Tuesday, September 26, 2006

Spinning a Yarn (not original I know!)

As I promised I will tell you about my spinning exploits. Mum had borrowed an Ashford Traditional from her local guild and so I thought it would be rude not to visit her with my fleece and get her to show me how to spin it up. And so she did.
I was really surprised how much difference using different fleeces made. I tried with one of her e-bay fleeces (Cheviot possibly) which was in her words s***ty and it truly was a pain to spin with as it didn't seem to want to flow or spin with ease at all. So we switched to another fleece and the difference was noticeable straight away - more lanolin on the wool (Mum did say she may have washed the other fleece too much) and easier to draw out (using technical terms - I think!).
My fleece is a shetland merino cross and is a lovely deep chocolate colour and is full of lanolin and lovely to spin with. I was going to photograph my attempts but I'm sorry - after Mum-in-law said "What's that? Is it meant to be like that?" I'm too shy to show it to the wider world. It is rather rough and slubby but don't let all these spinners fool you - it isn't that easy to get a perfect yarn especially if you've only got a duff drum carder to card your fleece with meaning that all the knots and grass etc is still in the fleece as you try to spin it into some from of hand made loveliness.
And in connection to this I've just had a call from the Ranger at Tam O'Shanters Farm offering me half a fleece!! Have a look at this! This is my fleece, or at least the type of sheep it comes from but none of the sheep at the farm have four horns - too young perhaps? There are pictures here of the yarn knitted up as well. Will wait to see what state the fleece is in, hopefully no beasties or too much muck, after all these are sophisticated urban sheep we're talking about here!!

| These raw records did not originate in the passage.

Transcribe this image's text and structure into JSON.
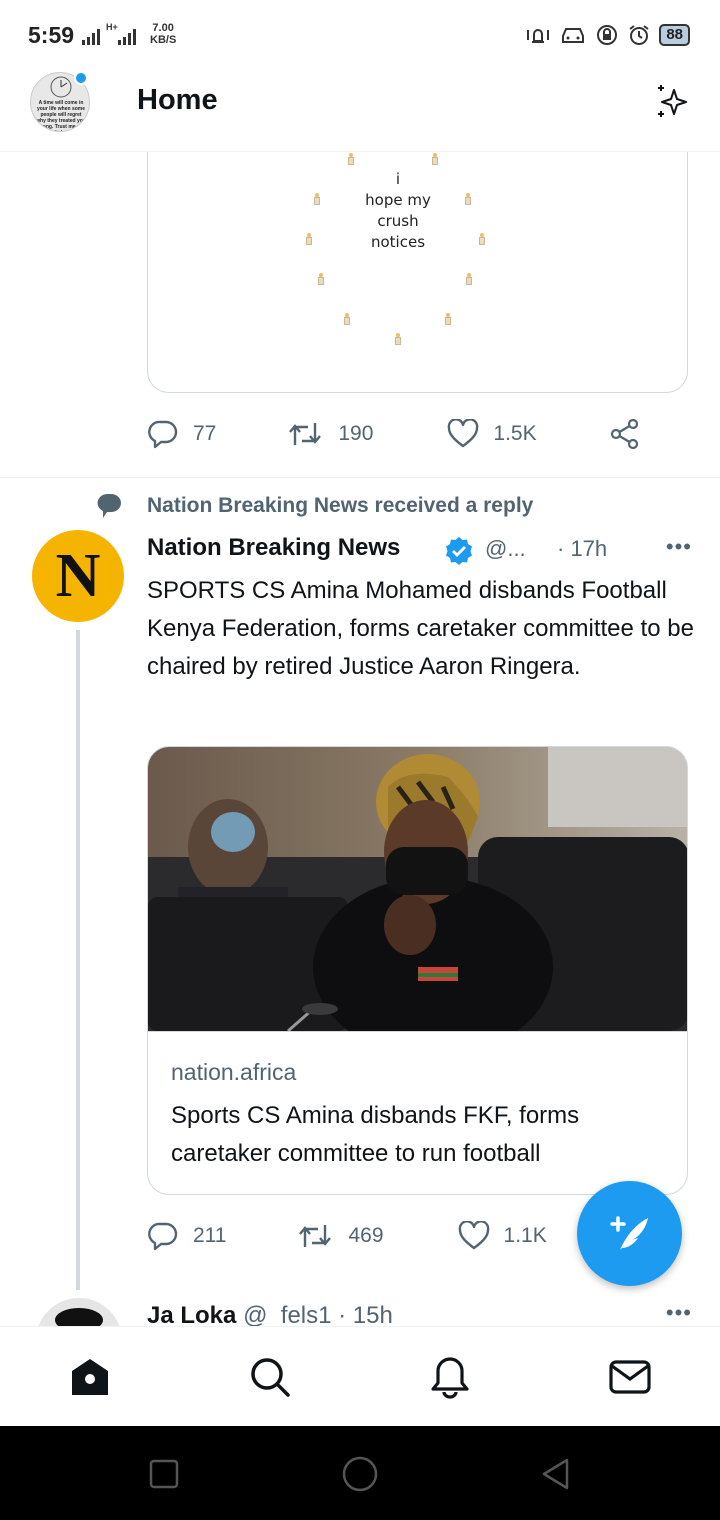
{
  "status_bar": {
    "time": "5:59",
    "net_speed_value": "7.00",
    "net_speed_unit": "KB/S",
    "network_label": "H+",
    "battery": "88"
  },
  "header": {
    "title": "Home",
    "avatar_caption": "A time will come in your life when some people will regret why they treated you wrong. Trust me will definitely come"
  },
  "previous_tweet": {
    "image_text": "i\nhope my\ncrush\nnotices",
    "replies": "77",
    "retweets": "190",
    "likes": "1.5K"
  },
  "tweet": {
    "context": "Nation Breaking News received a reply",
    "avatar_letter": "N",
    "name": "Nation Breaking News",
    "handle": "@...",
    "time": "· 17h",
    "text": "SPORTS CS Amina Mohamed disbands Football Kenya Federation, forms caretaker committee to be chaired by retired Justice Aaron Ringera.",
    "link": {
      "domain": "nation.africa",
      "title": "Sports CS Amina disbands FKF, forms caretaker committee to run football"
    },
    "replies": "211",
    "retweets": "469",
    "likes": "1.1K"
  },
  "next_tweet": {
    "name": "Ja Loka",
    "handle": "@_fels1",
    "time": "· 15h"
  },
  "colors": {
    "accent": "#1d9bf0",
    "muted": "#536471",
    "border": "#cfd9de",
    "nation_yellow": "#f4b400"
  },
  "icons": [
    "sparkle-icon",
    "reply-icon",
    "retweet-icon",
    "like-icon",
    "share-icon",
    "verified-icon",
    "home-icon",
    "search-icon",
    "bell-icon",
    "mail-icon",
    "compose-icon"
  ]
}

On the knitting front I've not had a great week. I borrowed a friends Colinette pattern book and it has a pattern for a tie front cardigan in Giotto and it only takes 3 hanks, just the amount I had in the stash pile. So I eagerly cast on and flew through the knitting up - a day for each front and back. Then came the sleeves. And worryingly the pile of yarn left was looking dubiously small for 2 sleeves. Anyway I cast on and knitted up the 1st sleeve realising that there was not going to be enough yarn for the last sleeve let alone sewing the thing up.
It was a lovely colour knitted up - such a lovely autumnal curry colour. Double checking my tension found that mine was out by an extra stitch and extra row. But still it must have been a close call to be able to use only 3 hanks - unless the yardage is not quite the same in the sale room yarns. So now do I:
a) try again on the same size needles;
b) try again on larger needles;
c) knit something else (even though I now really fancy a cardi in this colourway) or
d) try to get another hank that matches?

Answers on a postcard to.....

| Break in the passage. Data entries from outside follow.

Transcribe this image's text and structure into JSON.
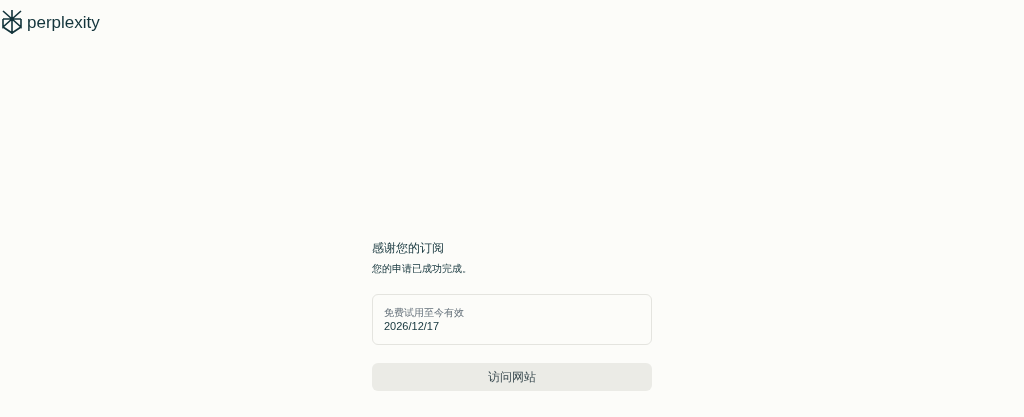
{
  "logo": {
    "text": "perplexity"
  },
  "title": "感谢您的订阅",
  "subtitle": "您的申请已成功完成。",
  "trial_card": {
    "label": "免费试用至今有效",
    "value": "2026/12/17"
  },
  "button": {
    "label": "访问网站"
  }
}
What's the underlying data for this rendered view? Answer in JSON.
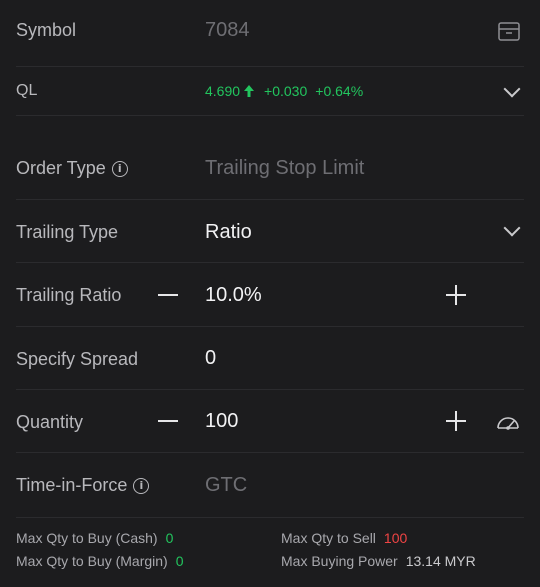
{
  "symbol": {
    "label": "Symbol",
    "value": "7084"
  },
  "ql": {
    "label": "QL",
    "price": "4.690",
    "change": "+0.030",
    "change_pct": "+0.64%"
  },
  "order_type": {
    "label": "Order Type",
    "value": "Trailing Stop Limit"
  },
  "trailing_type": {
    "label": "Trailing Type",
    "value": "Ratio"
  },
  "trailing_ratio": {
    "label": "Trailing Ratio",
    "value": "10.0%"
  },
  "specify_spread": {
    "label": "Specify Spread",
    "value": "0"
  },
  "quantity": {
    "label": "Quantity",
    "value": "100"
  },
  "time_in_force": {
    "label": "Time-in-Force",
    "value": "GTC"
  },
  "footer": {
    "max_qty_buy_cash_label": "Max Qty to Buy (Cash)",
    "max_qty_buy_cash_value": "0",
    "max_qty_buy_margin_label": "Max Qty to Buy (Margin)",
    "max_qty_buy_margin_value": "0",
    "max_qty_sell_label": "Max Qty to Sell",
    "max_qty_sell_value": "100",
    "max_buying_power_label": "Max Buying Power",
    "max_buying_power_value": "13.14 MYR"
  },
  "colors": {
    "up": "#22c55e",
    "down": "#ef4444",
    "background": "#1c1c1e"
  },
  "icons": [
    "calendar-icon",
    "up-arrow-icon",
    "chevron-down-icon",
    "info-icon",
    "minus-icon",
    "plus-icon",
    "gauge-icon"
  ]
}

Cherry Rolfe said...

d) seems the best place to start! Did you keep the labels with the dye lot info???
Good luck!!
Thanks for your comment btw - too kind!

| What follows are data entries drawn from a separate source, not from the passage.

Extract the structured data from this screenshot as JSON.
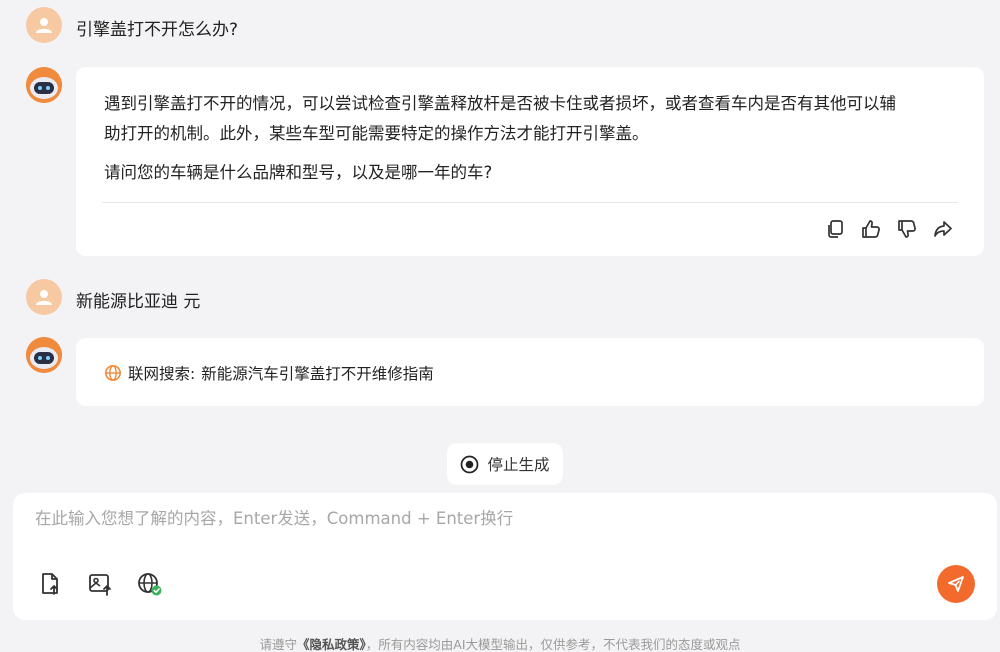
{
  "messages": {
    "user1": "引擎盖打不开怎么办?",
    "bot1": {
      "para1_line1": "遇到引擎盖打不开的情况，可以尝试检查引擎盖释放杆是否被卡住或者损坏，或者查看车内是否有其他可以辅",
      "para1_line2": "助打开的机制。此外，某些车型可能需要特定的操作方法才能打开引擎盖。",
      "para2": "请问您的车辆是什么品牌和型号，以及是哪一年的车?"
    },
    "user2": "新能源比亚迪 元",
    "bot2": {
      "search_label": "联网搜索:",
      "search_query": "新能源汽车引擎盖打不开维修指南"
    }
  },
  "stop_button": "停止生成",
  "input": {
    "placeholder": "在此输入您想了解的内容，Enter发送，Command + Enter换行",
    "value": ""
  },
  "footer": {
    "prefix": "请遵守",
    "policy": "《隐私政策》",
    "suffix": "，所有内容均由AI大模型输出，仅供参考，不代表我们的态度或观点"
  },
  "colors": {
    "accent": "#f26a2c",
    "user_avatar": "#f7c9a3",
    "background": "#f3f3f5"
  },
  "icons": [
    "user-icon",
    "bot-icon",
    "copy-icon",
    "thumbs-up-icon",
    "thumbs-down-icon",
    "share-icon",
    "globe-icon",
    "stop-icon",
    "file-upload-icon",
    "image-upload-icon",
    "web-search-icon",
    "send-icon"
  ]
}
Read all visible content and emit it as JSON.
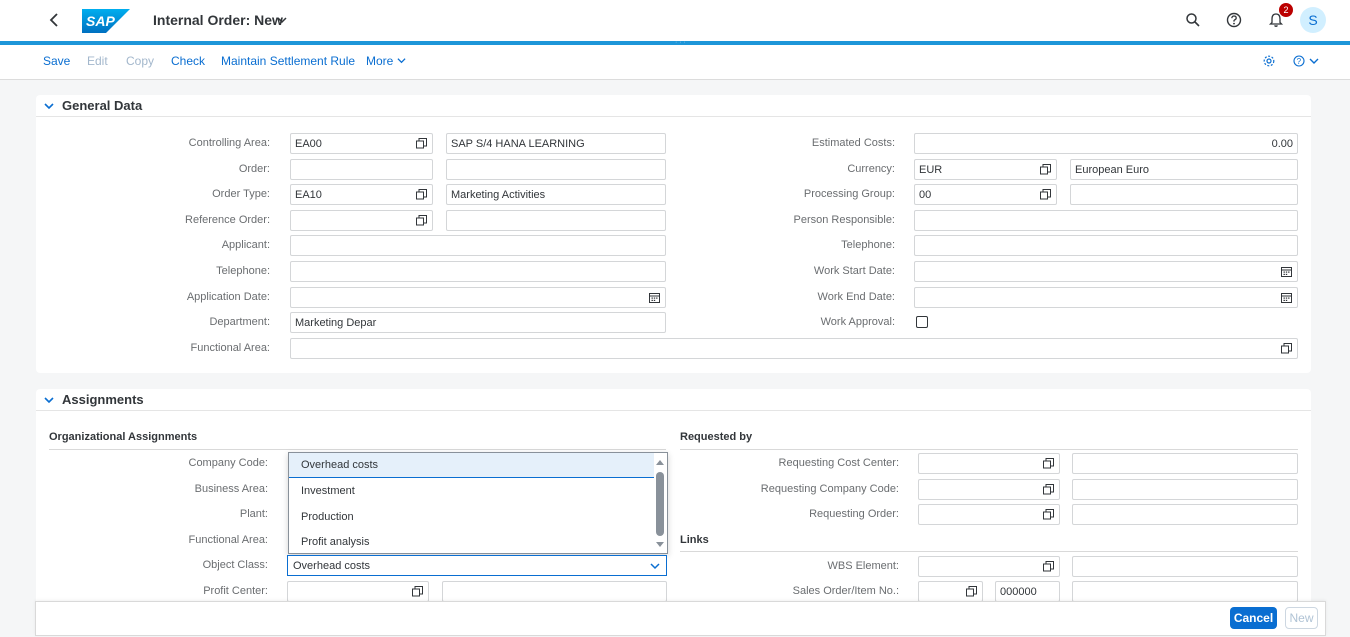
{
  "shell": {
    "title": "Internal Order: New",
    "notification_count": "2",
    "avatar_initial": "S",
    "logo_text": "SAP"
  },
  "toolbar": {
    "save": "Save",
    "edit": "Edit",
    "copy": "Copy",
    "check": "Check",
    "maintain_settlement_rule": "Maintain Settlement Rule",
    "more": "More"
  },
  "general_data": {
    "title": "General Data",
    "left": [
      {
        "label": "Controlling Area:",
        "value": "EA00",
        "desc": "SAP S/4 HANA LEARNING"
      },
      {
        "label": "Order:",
        "value": "",
        "desc": ""
      },
      {
        "label": "Order Type:",
        "value": "EA10",
        "desc": "Marketing Activities"
      },
      {
        "label": "Reference Order:",
        "value": "",
        "desc": ""
      },
      {
        "label": "Applicant:",
        "value": ""
      },
      {
        "label": "Telephone:",
        "value": ""
      },
      {
        "label": "Application Date:",
        "value": ""
      },
      {
        "label": "Department:",
        "value": "Marketing Depar"
      },
      {
        "label": "Functional Area:",
        "value": ""
      }
    ],
    "right": [
      {
        "label": "Estimated Costs:",
        "value": "0.00"
      },
      {
        "label": "Currency:",
        "value": "EUR",
        "desc": "European Euro"
      },
      {
        "label": "Processing Group:",
        "value": "00",
        "desc": ""
      },
      {
        "label": "Person Responsible:",
        "value": ""
      },
      {
        "label": "Telephone:",
        "value": ""
      },
      {
        "label": "Work Start Date:",
        "value": ""
      },
      {
        "label": "Work End Date:",
        "value": ""
      },
      {
        "label": "Work Approval:",
        "checked": false
      }
    ]
  },
  "assignments": {
    "title": "Assignments",
    "org_title": "Organizational Assignments",
    "org": [
      {
        "label": "Company Code:"
      },
      {
        "label": "Business Area:"
      },
      {
        "label": "Plant:"
      },
      {
        "label": "Functional Area:"
      },
      {
        "label": "Object Class:",
        "value": "Overhead costs"
      },
      {
        "label": "Profit Center:",
        "value": "",
        "desc": ""
      }
    ],
    "object_class_options": [
      "Overhead costs",
      "Investment",
      "Production",
      "Profit analysis"
    ],
    "object_class_selected_index": 0,
    "requested_title": "Requested by",
    "requested": [
      {
        "label": "Requesting Cost Center:",
        "value": "",
        "desc": ""
      },
      {
        "label": "Requesting Company Code:",
        "value": "",
        "desc": ""
      },
      {
        "label": "Requesting Order:",
        "value": "",
        "desc": ""
      }
    ],
    "links_title": "Links",
    "links": [
      {
        "label": "WBS Element:",
        "value": "",
        "desc": ""
      },
      {
        "label": "Sales Order/Item No.:",
        "value": "",
        "item": "000000",
        "desc": ""
      }
    ]
  },
  "footer": {
    "cancel": "Cancel",
    "new": "New"
  },
  "colors": {
    "brand_blue": "#0a6ed1",
    "shell_accent": "#1d96d9",
    "badge_red": "#bb0000"
  }
}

Mary-Lou said...

Stripes in some other toning / matching yarn?

RoxyKnits said...

I'd get another hank and start the sleeve again alternating the 2 skeins every few rows - then both sleeves will look the same ;)

So frustrating isn't it........ though at least with Colinette you don't have to worry about dye lots.

EGJ said...

That four-horned sheep looks like nothing I've ever seen before... Always impressed by people taking up spinning. That's way into the future for me yet. Hope it works out for you!